Quantitative and Qualitative Analysis of Posttranslationally Modified Proteins
Peptides and Proteins
Published Online: 15 SEP 2011
Copyright © 2000 John Wiley & Sons, Ltd. All rights reserved.
Encyclopedia of Analytical Chemistry
How to Cite
Sharp, J. S. 2011. Quantitative and Qualitative Analysis of Posttranslationally Modified Proteins. Encyclopedia of Analytical Chemistry. .
- Published Online: 15 SEP 2011
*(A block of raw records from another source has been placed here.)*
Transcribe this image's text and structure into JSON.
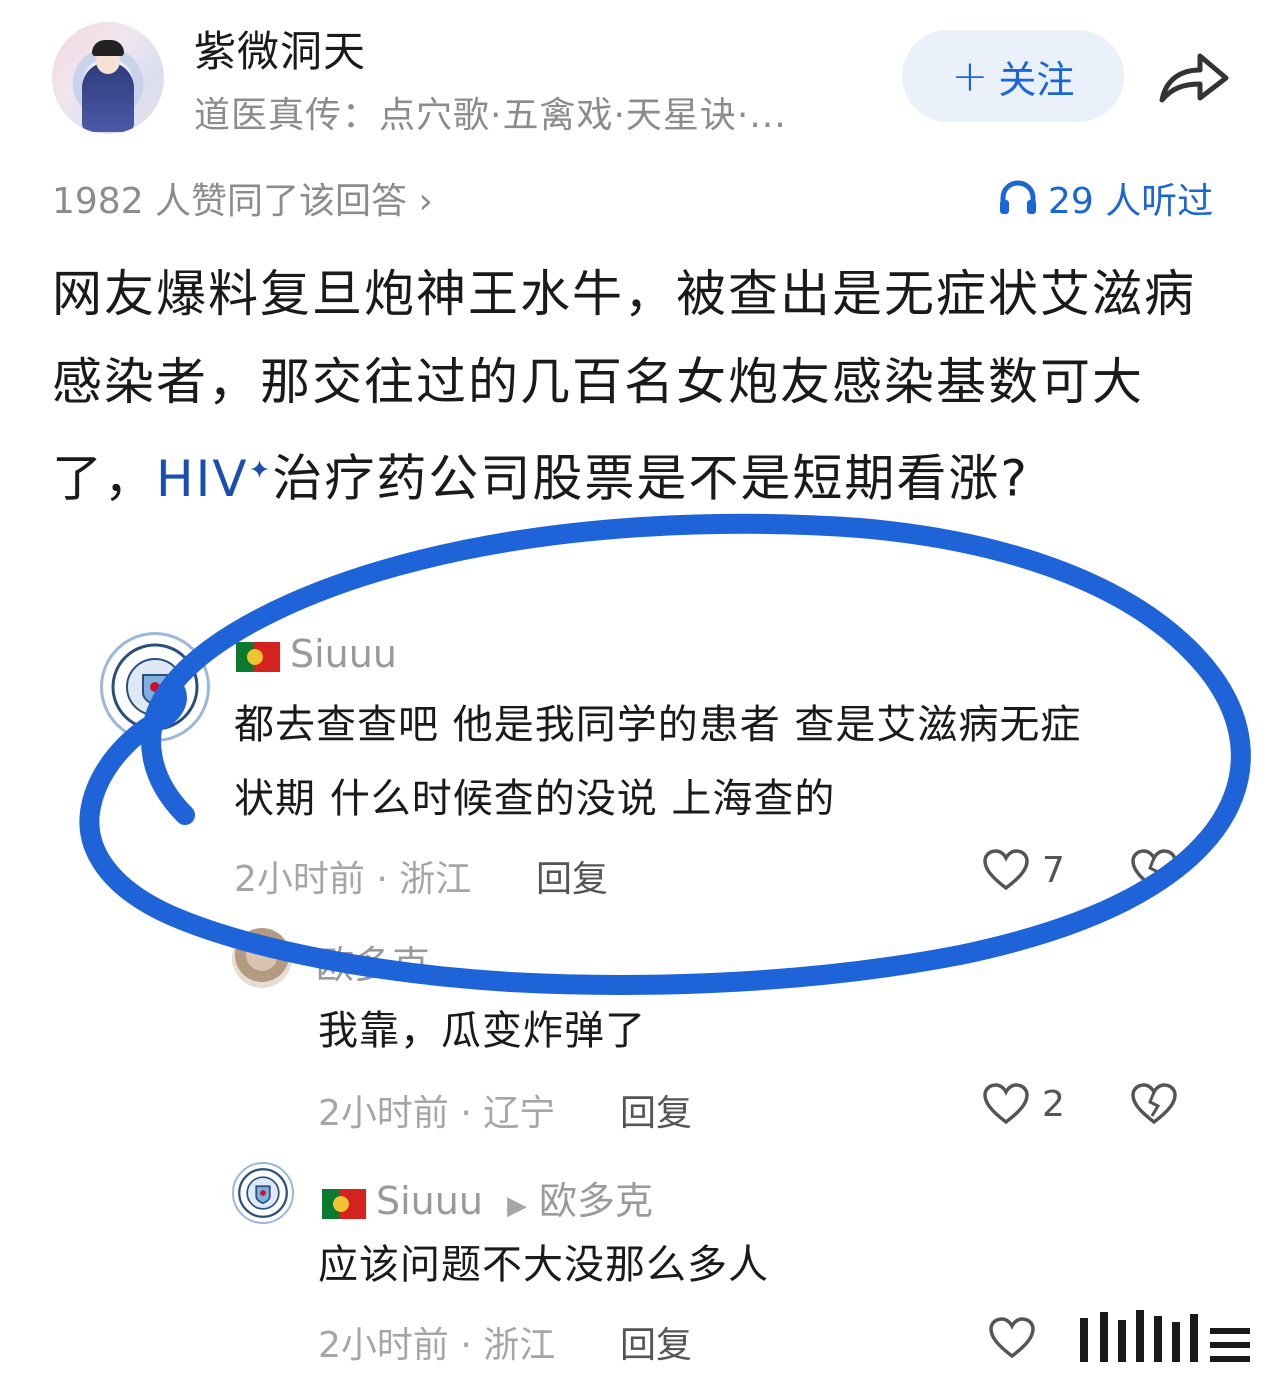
{
  "header": {
    "author_name": "紫微洞天",
    "author_bio": "道医真传：点穴歌·五禽戏·天星诀·...",
    "follow_label": "关注",
    "follow_icon": "plus-icon",
    "share_icon": "share-icon"
  },
  "stats": {
    "upvote_text": "1982 人赞同了该回答 ›",
    "listen_icon": "headphones-icon",
    "listen_text": "29 人听过"
  },
  "question": {
    "text_before": "网友爆料复旦炮神王水牛，被查出是无症状艾滋病感染者，那交往过的几百名女炮友感染基数可大了，",
    "link_text": "HIV",
    "link_sup": "✦",
    "text_after": "治疗药公司股票是不是短期看涨?"
  },
  "comments": [
    {
      "avatar": "manchester-city-badge",
      "flag": "portugal-flag",
      "user": "Siuuu",
      "text_line1": "都去查查吧 他是我同学的患者 查是艾滋病无症",
      "text_line2": "状期 什么时候查的没说 上海查的",
      "meta": "2小时前 · 浙江",
      "reply_label": "回复",
      "likes": "7"
    },
    {
      "avatar": "dog-avatar",
      "user": "欧多克",
      "text": "我靠，瓜变炸弹了",
      "meta": "2小时前 · 辽宁",
      "reply_label": "回复",
      "likes": "2"
    },
    {
      "avatar": "manchester-city-badge",
      "flag": "portugal-flag",
      "user": "Siuuu",
      "reply_to": "欧多克",
      "text": "应该问题不大没那么多人",
      "meta": "2小时前 · 浙江",
      "reply_label": "回复"
    }
  ],
  "colors": {
    "accent": "#1b66d6",
    "annotation": "#1f63d9",
    "muted": "#a6a6a6"
  }
}
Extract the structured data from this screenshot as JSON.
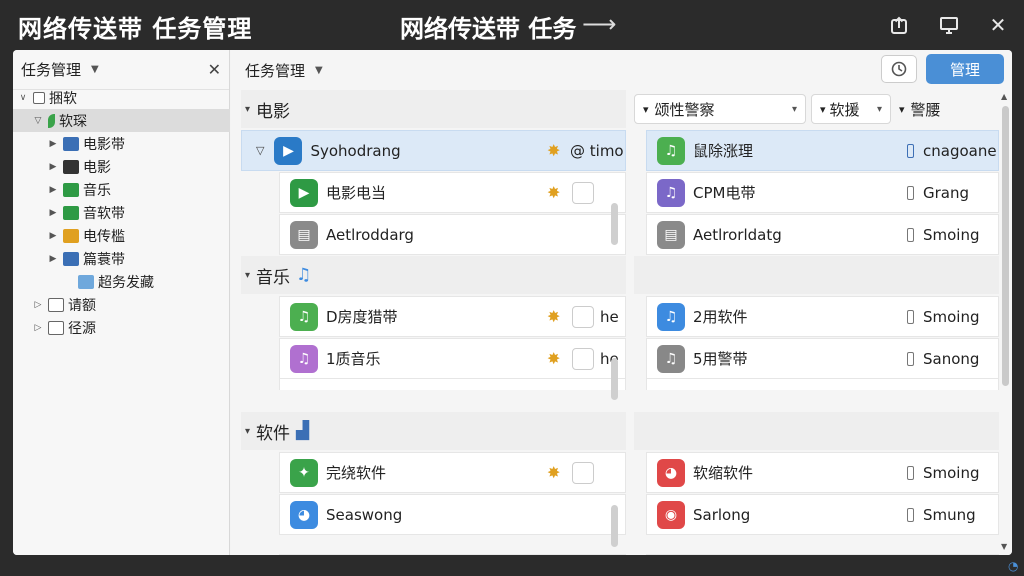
{
  "titlebar": {
    "title_left": "网络传送带 任务管理",
    "title_center": "网络传送带 任务",
    "arrow": "⟶",
    "btn_share_icon": "share-box-icon",
    "btn_monitor_icon": "monitor-icon",
    "btn_close": "✕"
  },
  "left_panel": {
    "title": "任务管理",
    "dropdown": "▼",
    "close": "✕",
    "tree": [
      {
        "label": "捆软",
        "twisty": "∨",
        "indent": 0,
        "icon": "checkbox-icon",
        "color": "#ffffff"
      },
      {
        "label": "软琛",
        "twisty": "▽",
        "indent": 1,
        "icon": "leaf-icon",
        "color": "#3aa34a",
        "selected": true
      },
      {
        "label": "电影带",
        "twisty": "▶",
        "indent": 2,
        "icon": "folder-icon",
        "color": "#3b6fb5"
      },
      {
        "label": "电影",
        "twisty": "▶",
        "indent": 2,
        "icon": "film-icon",
        "color": "#333333"
      },
      {
        "label": "音乐",
        "twisty": "▶",
        "indent": 2,
        "icon": "play-icon",
        "color": "#2e9a44"
      },
      {
        "label": "音软带",
        "twisty": "▶",
        "indent": 2,
        "icon": "play-icon",
        "color": "#2e9a44"
      },
      {
        "label": "电传槛",
        "twisty": "▶",
        "indent": 2,
        "icon": "folder-icon",
        "color": "#e0a020"
      },
      {
        "label": "篇蓑带",
        "twisty": "▶",
        "indent": 2,
        "icon": "folder-icon",
        "color": "#3b6fb5"
      },
      {
        "label": "超务发藏",
        "twisty": "",
        "indent": 3,
        "icon": "folder-icon",
        "color": "#6fa8dc"
      },
      {
        "label": "请额",
        "twisty": "▷",
        "indent": 1,
        "icon": "list-icon",
        "color": "#666666"
      },
      {
        "label": "径源",
        "twisty": "▷",
        "indent": 1,
        "icon": "folder-outline-icon",
        "color": "#666666"
      }
    ]
  },
  "right_panel": {
    "title": "任务管理",
    "dropdown": "▼",
    "history_icon": "history-icon",
    "manage_label": "管理",
    "filters": [
      {
        "label": "颂性警察",
        "caret": "▾",
        "prefix": "▾"
      },
      {
        "label": "软援",
        "caret": "▾",
        "prefix": "▾"
      },
      {
        "label": "警腰",
        "caret": "",
        "prefix": "▾"
      }
    ],
    "sections": [
      {
        "name": "电影",
        "caret": "▾",
        "icon": "",
        "rows": [
          {
            "left_label": "Syohodrang",
            "left_icon": "film-icon",
            "left_color": "#2a7ac7",
            "left_extra": "@ timo",
            "twisty": "▽",
            "highlight": true,
            "right_label": "鼠除涨理",
            "right_icon": "music-icon",
            "right_color": "#4caf50",
            "right_extra": "cnagoane"
          },
          {
            "left_label": "电影电当",
            "left_icon": "film-icon",
            "left_color": "#2e9a44",
            "left_extra": "",
            "twisty": "",
            "right_label": "CPM电带",
            "right_icon": "music-icon",
            "right_color": "#7b68c8",
            "right_extra": "Grang"
          },
          {
            "left_label": "Aetlroddarg",
            "left_icon": "installer-icon",
            "left_color": "#8a8a8a",
            "left_extra": "",
            "twisty": "",
            "right_label": "Aetlrorldatg",
            "right_icon": "installer-icon",
            "right_color": "#8a8a8a",
            "right_extra": "Smoing"
          }
        ]
      },
      {
        "name": "音乐",
        "caret": "▾",
        "icon": "♫",
        "rows": [
          {
            "left_label": "D房度猎带",
            "left_icon": "music-icon",
            "left_color": "#4caf50",
            "left_extra": "he",
            "twisty": "",
            "right_label": "2用软件",
            "right_icon": "music-icon",
            "right_color": "#3d8be0",
            "right_extra": "Smoing"
          },
          {
            "left_label": "1质音乐",
            "left_icon": "music-icon",
            "left_color": "#b070d0",
            "left_extra": "he",
            "twisty": "",
            "right_label": "5用警带",
            "right_icon": "music-icon",
            "right_color": "#888888",
            "right_extra": "Sanong"
          }
        ]
      },
      {
        "name": "软件",
        "caret": "▾",
        "icon": "▟",
        "rows": [
          {
            "left_label": "完绕软件",
            "left_icon": "app-icon",
            "left_color": "#3aa34a",
            "left_extra": "",
            "twisty": "",
            "right_label": "软缩软件",
            "right_icon": "colorwheel-icon",
            "right_color": "#e04848",
            "right_extra": "Smoing"
          },
          {
            "left_label": "Seaswong",
            "left_icon": "colorwheel-icon",
            "left_color": "#3d8be0",
            "left_extra": "",
            "twisty": "",
            "right_label": "Sarlong",
            "right_icon": "chrome-icon",
            "right_color": "#e04848",
            "right_extra": "Smung"
          }
        ]
      }
    ]
  }
}
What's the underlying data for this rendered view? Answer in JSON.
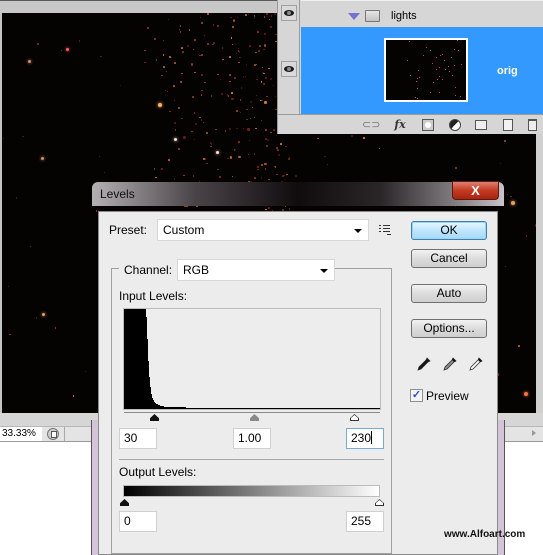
{
  "document": {
    "zoom_level": "33.33%"
  },
  "layers_panel": {
    "group": {
      "name": "lights",
      "expanded": true,
      "visible": true
    },
    "layer": {
      "name": "orig",
      "visible": true,
      "selected": true
    },
    "footer_icons": [
      "link-icon",
      "fx-icon",
      "layer-mask-icon",
      "adjustment-layer-icon",
      "new-group-icon",
      "new-layer-icon",
      "trash-icon"
    ],
    "fx_label": "fx"
  },
  "dialog": {
    "title": "Levels",
    "close_label": "X",
    "preset": {
      "label": "Preset:",
      "value": "Custom"
    },
    "channel": {
      "label": "Channel:",
      "value": "RGB"
    },
    "input_levels": {
      "label": "Input Levels:",
      "black": "30",
      "midtone": "1.00",
      "white": "230"
    },
    "output_levels": {
      "label": "Output Levels:",
      "black": "0",
      "white": "255"
    },
    "buttons": {
      "ok": "OK",
      "cancel": "Cancel",
      "auto": "Auto",
      "options": "Options..."
    },
    "eyedroppers": [
      "black-point-eyedropper-icon",
      "gray-point-eyedropper-icon",
      "white-point-eyedropper-icon"
    ],
    "preview": {
      "label": "Preview",
      "checked": true,
      "check_glyph": "✓"
    },
    "accent_color": "#3399ff"
  },
  "histogram_data": {
    "type": "area",
    "x_range": [
      0,
      255
    ],
    "relative_counts": [
      1.0,
      1.0,
      1.0,
      1.0,
      1.0,
      1.0,
      1.0,
      1.0,
      1.0,
      1.0,
      1.0,
      1.0,
      1.0,
      1.0,
      1.0,
      1.0,
      1.0,
      1.0,
      1.0,
      1.0,
      1.0,
      1.0,
      0.92,
      0.7,
      0.48,
      0.32,
      0.22,
      0.15,
      0.11,
      0.09,
      0.07,
      0.06,
      0.05,
      0.045,
      0.04,
      0.035,
      0.03,
      0.03,
      0.025,
      0.025,
      0.02,
      0.02,
      0.02,
      0.02,
      0.02,
      0.02,
      0.02,
      0.02,
      0.02,
      0.02,
      0.02,
      0.02,
      0.02,
      0.02,
      0.02,
      0.02,
      0.02,
      0.015,
      0.015,
      0.015,
      0.015,
      0.015
    ]
  },
  "watermark": "www.Alfoart.com"
}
The majority of proteins are posttranslationally modified. Posttranslational modifications (PTMs) have been found to modify a wide variety of biological and biophysical properties, including structure, biophysical stability and dynamics, enzymatic activity, protein-protein interactions, protein-ligand interactions, and protein half-life within the cell. Virtually every analytical technique that can be used to analyze proteins in general can and has been used to analyze posttranslationally modified proteins. A vast array of both enzymatic and nonenzymatic protein modifications have been identified and characterized, which can make comprehensive analyses of all possible modifications difficult. Owing to the enormous scope of this topic, this article focuses on the analytical techniques that are probably most broadly applicable and widely used for wide-scale analyses of posttranslationally modified proteins, namely mass spectrometry (MS) coupled to various separations technologies. Some technical and experimental details on the analyses of three heavily studied classes of PTM have been provided — phosphorylation, N-linked glycosylation, and nonenzymatic oxidation. While we will be using these three classes of modifications in order to provide focus to our discussion, we will attempt to use these specific examples to illustrate broadly applicable techniques, as well as issues that often lead to difficulties and conflict between the experimental designs required for thorough quantitative and qualitative analyses of posttranslationally modified proteins.